Data extracted from a collection
_ _ _ _ _ _ _
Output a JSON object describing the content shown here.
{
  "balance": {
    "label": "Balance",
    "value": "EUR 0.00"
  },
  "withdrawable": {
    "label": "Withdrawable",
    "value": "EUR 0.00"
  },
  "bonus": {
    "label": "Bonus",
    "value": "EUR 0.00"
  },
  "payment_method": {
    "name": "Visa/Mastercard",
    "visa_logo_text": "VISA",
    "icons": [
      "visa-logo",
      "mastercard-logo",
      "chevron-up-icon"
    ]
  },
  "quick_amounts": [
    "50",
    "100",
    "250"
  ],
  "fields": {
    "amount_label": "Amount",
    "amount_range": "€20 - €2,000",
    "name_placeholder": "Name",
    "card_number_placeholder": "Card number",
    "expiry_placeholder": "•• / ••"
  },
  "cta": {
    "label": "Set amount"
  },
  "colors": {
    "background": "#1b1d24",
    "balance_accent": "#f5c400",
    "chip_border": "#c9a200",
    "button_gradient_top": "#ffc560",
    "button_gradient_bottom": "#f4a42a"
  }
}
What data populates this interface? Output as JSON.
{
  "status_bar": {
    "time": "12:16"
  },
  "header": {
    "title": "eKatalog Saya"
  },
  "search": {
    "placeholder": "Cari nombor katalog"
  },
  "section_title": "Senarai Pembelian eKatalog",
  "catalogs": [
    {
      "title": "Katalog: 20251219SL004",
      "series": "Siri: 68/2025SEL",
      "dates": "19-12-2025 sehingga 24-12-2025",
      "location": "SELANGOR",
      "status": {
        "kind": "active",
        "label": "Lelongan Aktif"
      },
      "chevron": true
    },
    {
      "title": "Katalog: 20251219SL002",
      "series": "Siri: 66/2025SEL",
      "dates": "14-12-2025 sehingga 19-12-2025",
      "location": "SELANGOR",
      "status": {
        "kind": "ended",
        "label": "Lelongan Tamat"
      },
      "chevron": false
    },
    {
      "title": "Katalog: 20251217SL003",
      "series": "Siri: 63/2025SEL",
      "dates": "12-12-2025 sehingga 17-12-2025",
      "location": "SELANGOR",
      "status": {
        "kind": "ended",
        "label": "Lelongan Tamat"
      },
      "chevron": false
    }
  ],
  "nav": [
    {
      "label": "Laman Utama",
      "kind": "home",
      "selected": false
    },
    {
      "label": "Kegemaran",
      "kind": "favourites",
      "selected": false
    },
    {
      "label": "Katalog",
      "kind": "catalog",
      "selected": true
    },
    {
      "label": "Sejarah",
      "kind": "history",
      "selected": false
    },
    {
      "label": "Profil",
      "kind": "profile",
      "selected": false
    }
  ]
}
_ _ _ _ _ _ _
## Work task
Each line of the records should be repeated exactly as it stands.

## Written solution
Output a JSON object describing the content shown here.
{
  "balance": {
    "label": "Balance",
    "value": "EUR 0.00"
  },
  "withdrawable": {
    "label": "Withdrawable",
    "value": "EUR 0.00"
  },
  "bonus": {
    "label": "Bonus",
    "value": "EUR 0.00"
  },
  "payment_method": {
    "name": "Visa/Mastercard",
    "visa_logo_text": "VISA",
    "icons": [
      "visa-logo",
      "mastercard-logo",
      "chevron-up-icon"
    ]
  },
  "quick_amounts": [
    "50",
    "100",
    "250"
  ],
  "fields": {
    "amount_label": "Amount",
    "amount_range": "€20 - €2,000",
    "name_placeholder": "Name",
    "card_number_placeholder": "Card number",
    "expiry_placeholder": "•• / ••"
  },
  "cta": {
    "label": "Set amount"
  },
  "colors": {
    "background": "#1b1d24",
    "balance_accent": "#f5c400",
    "chip_border": "#c9a200",
    "button_gradient_top": "#ffc560",
    "button_gradient_bottom": "#f4a42a"
  }
}
What data populates this interface? Output as JSON.
{
  "status_bar": {
    "time": "12:16"
  },
  "header": {
    "title": "eKatalog Saya"
  },
  "search": {
    "placeholder": "Cari nombor katalog"
  },
  "section_title": "Senarai Pembelian eKatalog",
  "catalogs": [
    {
      "title": "Katalog: 20251219SL004",
      "series": "Siri: 68/2025SEL",
      "dates": "19-12-2025 sehingga 24-12-2025",
      "location": "SELANGOR",
      "status": {
        "kind": "active",
        "label": "Lelongan Aktif"
      },
      "chevron": true
    },
    {
      "title": "Katalog: 20251219SL002",
      "series": "Siri: 66/2025SEL",
      "dates": "14-12-2025 sehingga 19-12-2025",
      "location": "SELANGOR",
      "status": {
        "kind": "ended",
        "label": "Lelongan Tamat"
      },
      "chevron": false
    },
    {
      "title": "Katalog: 20251217SL003",
      "series": "Siri: 63/2025SEL",
      "dates": "12-12-2025 sehingga 17-12-2025",
      "location": "SELANGOR",
      "status": {
        "kind": "ended",
        "label": "Lelongan Tamat"
      },
      "chevron": false
    }
  ],
  "nav": [
    {
      "label": "Laman Utama",
      "kind": "home",
      "selected": false
    },
    {
      "label": "Kegemaran",
      "kind": "favourites",
      "selected": false
    },
    {
      "label": "Katalog",
      "kind": "catalog",
      "selected": true
    },
    {
      "label": "Sejarah",
      "kind": "history",
      "selected": false
    },
    {
      "label": "Profil",
      "kind": "profile",
      "selected": false
    }
  ]
}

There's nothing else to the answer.